After you scan a barcode, there is quite a lot happening behind the scenes before you get your result. This post takes you through our methodology for estimating the FODMAP content of a product and provides further context on our decision-making process.
Basic Methodology for Green, Yellow & Red Products
The Low FODMAP Diet aims to restrict various foods known to cause digestive issues in certain people. The diet is not strictly eat-this-not-that, but rather focuses on serving sizes. Foods are lab tested one by one and classified as either low, moderate, or high based on FODMAP load.

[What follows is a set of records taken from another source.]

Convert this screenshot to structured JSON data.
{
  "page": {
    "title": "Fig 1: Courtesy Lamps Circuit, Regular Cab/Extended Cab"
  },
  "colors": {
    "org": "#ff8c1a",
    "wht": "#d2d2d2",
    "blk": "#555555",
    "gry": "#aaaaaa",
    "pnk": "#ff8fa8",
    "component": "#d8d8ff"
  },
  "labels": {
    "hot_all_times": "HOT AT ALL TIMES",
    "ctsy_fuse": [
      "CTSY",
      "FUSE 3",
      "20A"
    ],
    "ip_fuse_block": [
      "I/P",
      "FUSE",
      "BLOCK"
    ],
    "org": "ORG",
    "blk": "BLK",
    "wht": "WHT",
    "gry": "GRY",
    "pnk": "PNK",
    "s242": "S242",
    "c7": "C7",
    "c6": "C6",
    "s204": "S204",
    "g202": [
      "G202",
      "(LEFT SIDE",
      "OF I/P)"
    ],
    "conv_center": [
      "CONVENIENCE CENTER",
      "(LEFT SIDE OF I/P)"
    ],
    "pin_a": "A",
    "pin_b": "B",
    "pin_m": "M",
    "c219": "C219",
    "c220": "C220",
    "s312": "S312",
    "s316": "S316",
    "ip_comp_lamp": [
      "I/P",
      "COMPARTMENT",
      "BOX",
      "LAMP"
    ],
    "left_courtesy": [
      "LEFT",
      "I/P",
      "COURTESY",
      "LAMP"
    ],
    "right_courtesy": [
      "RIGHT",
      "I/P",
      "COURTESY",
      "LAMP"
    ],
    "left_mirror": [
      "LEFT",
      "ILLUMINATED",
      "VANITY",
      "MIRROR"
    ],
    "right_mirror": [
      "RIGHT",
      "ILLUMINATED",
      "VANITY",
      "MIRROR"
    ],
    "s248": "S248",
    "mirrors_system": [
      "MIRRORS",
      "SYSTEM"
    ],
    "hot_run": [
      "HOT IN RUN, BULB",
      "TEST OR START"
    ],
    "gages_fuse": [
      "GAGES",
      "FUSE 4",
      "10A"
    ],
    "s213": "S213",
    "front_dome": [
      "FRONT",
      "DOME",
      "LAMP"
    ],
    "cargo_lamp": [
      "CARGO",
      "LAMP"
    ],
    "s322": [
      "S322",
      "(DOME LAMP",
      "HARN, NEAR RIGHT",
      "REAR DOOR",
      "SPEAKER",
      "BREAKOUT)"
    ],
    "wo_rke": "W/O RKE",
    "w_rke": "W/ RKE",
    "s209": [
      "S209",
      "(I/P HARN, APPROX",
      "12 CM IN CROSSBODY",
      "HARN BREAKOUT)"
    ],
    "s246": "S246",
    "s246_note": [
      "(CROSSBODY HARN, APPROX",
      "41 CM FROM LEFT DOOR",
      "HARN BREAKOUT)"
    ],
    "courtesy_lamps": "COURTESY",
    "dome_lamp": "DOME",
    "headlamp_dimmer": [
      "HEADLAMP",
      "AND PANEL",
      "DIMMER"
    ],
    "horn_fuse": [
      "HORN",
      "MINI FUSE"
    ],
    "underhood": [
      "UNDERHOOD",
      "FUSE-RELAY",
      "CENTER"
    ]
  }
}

Spoonful uses the same idea to classify grocery products that have multiple foods in the ingredient list.
- Green text products are considered compliant as they contain only foods that are likely low FODMAP at 1 serving.
- Red text products are considered not compliant as they contain foods that are likely high FODMAP at 1 serving.
- Yellow text products are considered potentially compliant as they contain foods that may be low or high FODMAP depending on serving size, and a few other factors.
Learn how to classify yellow products as low or high FODMAP by using Spoonful in conjunction with the Monash app.
Products with moderate or high FODMAP ingredients that are still Low FODMAP
Foods like ketchup, sriracha and almondmilk have all tested low FODMAP at manageable serving sizes despite having high FODMAP ingredients like onion, garlic and almond. This is because these trigger ingredients are used in such small quantities per serving that the product as a whole is considered safe.
Over time, we have trained the Spoonful App to identify these edge cases and override the initial yellow or red classification.
Moderate or high FODMAP products with only low FODMAP ingredients
It makes sense that products like almondmilk are considered low FODMAP – most almondmilks contain only 3-5 almonds per serving. But how can a product be considered high FODMAP if its comprised of only low-FODMAP ingredients?
Let’s look at orange juice. While a single serving of oranges is low FODMAP, orange juice contains lots of oranges and can oftentimes be high in fructose depending on the processing. Fresh orange juice has a lower FODMAP load than reconstituted juice, but we still recommend limiting your intake.
Lactose free milk and low FODMAP cheeses
As many who follow the diet know, “milk” in plain form is high FODMAP, but there are a few exceptions. When milk appears on a product labeled “lactose free” (containing the lactase enzymes), we do not flag it.
There are also a number of low FODMAP cheeses that list milk as an ingredient. This is because the lactose content in milk is often reduced to safe FODMAP levels during the cheese-making process. We account for this in the app by not flagging milk if it is listed on a low FODMAP cheese label. This means you can find plenty of great cheeses to choose from on the Discover feed!
Moderate or High FODMAP Ingredients that Follow 2% or Less Statements
Remember, the low FODMAP diet does not deal in absolutes. This means that most ingredients listed after a “Contains 2% of Less” statement are present in a small enough quantity to be considered low FODMAP.
This in mind, we do not flag high or moderate FODMAP ingredients listed after 2% or less statements. The only exceptions to this rule are garlic, onion, chicory, and inulin — these ingredients can trigger IBS symptoms even when present in small quantities.
Helping you make practical, informed decisions
No matter what, our goal is to help you, the low-FODMAP eater, find tasty, compliant food wherever you shop. And while we recognize that no product is 100% safe unless lab tested, we must contend with the reality that there are simply not enough lab-certified products in our supermarkets.
As eaters, we must also contend with the highly nuanced and ever-changing nature of the low-FODMAP diet, which is why Spoonful is constantly updating our trigger list. This, and all of our product pursuits, is to make sure you feel confident, supported, and in control as you move through the diet.
If you have questions or concerns regarding our methodology or how we classify foods, feel free to drop us a line at firstname.lastname@example.org.